Endangered species also tend to attract research money, but the Virginia opossum isn't endangered or even threatened. It's faring so well that you might think no one would care if local opossum babies were being left to die in the street because their mothers had been struck by cars or attacked by dogs. But the volunteers for Project Wildlife would prove you wrong. Since Hunsaker and his students stopped studying opossums, it's these volunteers who know more about the animals than anyone else in San Diego County.
Of all the local opossum-rescuers, it's hard to find one more knowledgeable than April Bauer. A relaxed, efficient woman who lives with her husband in an immaculate house in a semirural section of Vista, she found herself with spare time on her hands ten years ago. When she saw a brief television report about Project Wildlife, she volunteered at the organization's animal-care center near the foot of Linda Vista Road in San Diego. At first she cleaned cages and fed baby birds, but she soon joined the opossum team and began to care for local marsupials in her home. She thought the exposure to animals would be good for her two 12-year-old twin sons. "But they lost interest after a year," she says. "I stuck with it."
That's an understatement. About three years ago, Bauer became the head of the opossum team. As such, she directs the efforts of roughly two dozen volunteers while caring for up to 200 opossums a year herself. All together the team aids between 850 to 1200 opossums annually, one of the largest such efforts in the country. "We have a real high survival rate," Bauer boasts. "They do very well. They've been around for a long time."
Bauer says opossums will eat just about anything -- mice, rats, snails, slugs, insects, and dog and cat food, not to mention fruits and vegetables. But before the winter rains begin, Bauer points out, "the pickings are slim." From October through December, the opossums rescued by Project Wildlife tend to be starving and anemic and loaded with fleas. "They look gnarly. The fleas suck them dry and chew up all their hair." Some animals die from the infestations.
As winter progresses and baby mice are born and the rains boost the snail population, opossums fare better. Males move around more, looking for mates. But some are injured, like the two animals caged in Bauer's back yard when I visited her in early January. The older, a mature male, had been shot in the head with a pellet gun. A veterinarian had extracted one of the pellets, but five remained lodged in the animal's skull. "Hello, honey," Bauer crooned to a dark form curled up and sleeping on a shelf at the back of the enclosure. "C'mon, sweetheart.
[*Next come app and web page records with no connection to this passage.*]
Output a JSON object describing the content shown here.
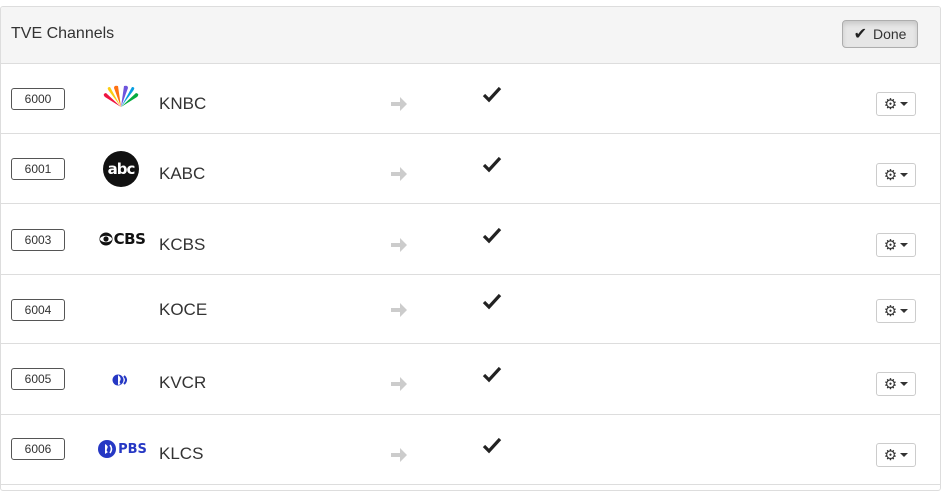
{
  "panel": {
    "title": "TVE Channels",
    "done_label": "Done"
  },
  "colors": {
    "header_bg": "#f5f5f5",
    "border": "#dddddd",
    "pbs_blue": "#2638c4",
    "arrow_gray": "#cccccc"
  },
  "channels": [
    {
      "number": "6000",
      "call_sign": "KNBC",
      "logo": "nbc-peacock-icon",
      "enabled": true
    },
    {
      "number": "6001",
      "call_sign": "KABC",
      "logo": "abc-logo-icon",
      "enabled": true
    },
    {
      "number": "6003",
      "call_sign": "KCBS",
      "logo": "cbs-logo-icon",
      "logo_text": "CBS",
      "enabled": true
    },
    {
      "number": "6004",
      "call_sign": "KOCE",
      "logo": "",
      "enabled": true
    },
    {
      "number": "6005",
      "call_sign": "KVCR",
      "logo": "pbs-head-icon",
      "enabled": true
    },
    {
      "number": "6006",
      "call_sign": "KLCS",
      "logo": "pbs-logo-icon",
      "logo_text": "PBS",
      "enabled": true
    }
  ]
}
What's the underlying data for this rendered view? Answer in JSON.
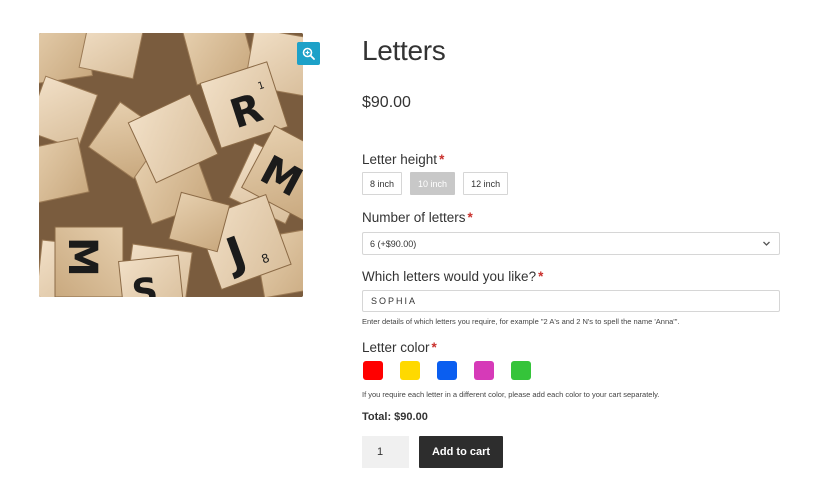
{
  "product": {
    "title": "Letters",
    "price": "$90.00",
    "image_icon": "scrabble-tiles-photo",
    "zoom_icon": "zoom-in-icon"
  },
  "letter_height": {
    "label": "Letter height",
    "required_mark": "*",
    "options": [
      "8 inch",
      "10 inch",
      "12 inch"
    ],
    "selected": "10 inch"
  },
  "number_of_letters": {
    "label": "Number of letters",
    "required_mark": "*",
    "selected_value": "6 (+$90.00)",
    "icon": "chevron-down-icon"
  },
  "which_letters": {
    "label": "Which letters would you like?",
    "required_mark": "*",
    "value": "SOPHIA",
    "help": "Enter details of which letters you require, for example \"2 A's and 2 N's to spell the name 'Anna'\"."
  },
  "letter_color": {
    "label": "Letter color",
    "required_mark": "*",
    "swatches": [
      {
        "name": "red",
        "color": "#ff0000"
      },
      {
        "name": "yellow",
        "color": "#ffd900"
      },
      {
        "name": "blue",
        "color": "#0a5ef0"
      },
      {
        "name": "magenta",
        "color": "#d63ab8"
      },
      {
        "name": "green",
        "color": "#35c43a"
      }
    ],
    "help": "If you require each letter in a different color, please add each color to your cart separately."
  },
  "total": "Total: $90.00",
  "cart": {
    "quantity": "1",
    "add_label": "Add to cart"
  }
}
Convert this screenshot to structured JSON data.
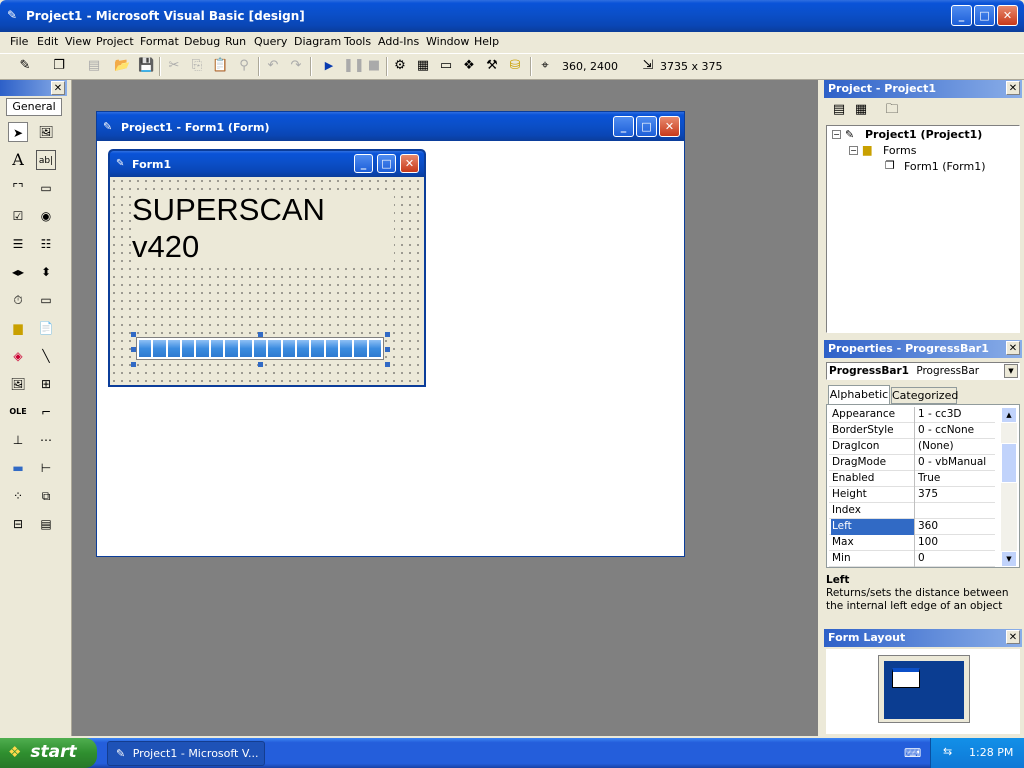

Turn around." The furry form stirred, then swiveled its head around to stare at us. "Possums are so mellow," Bauer murmured.
A moment later the gunshot victim bared his teeth at us. "See, now he's mad." Bauer sounded delighted. The animal would need to rely on its defensive instincts to survive in the wild. Bauer pointed out that the opossum's lip drooped, a sign of nerve damage suffered as a result of his injury. That and a lack of aggressiveness had made some of her fellow rescuers doubt it would be possible to turn this animal loose. If he couldn't be released, he would have to be euthanized, since state law prohibits individuals from owning wild animals. But Bauer was hopeful about avoiding that grim alternative. As if to confirm her optimism, the animal started trembling. "See, he's getting nervous. That's good." Another positive sign was that "at night he seems fearful of me. He wants out. He's been pacing. And he's been eating well. Mostly he eats kibble, but also chicken wings, and some avocadoes and vegetables. I left him a mouse last night."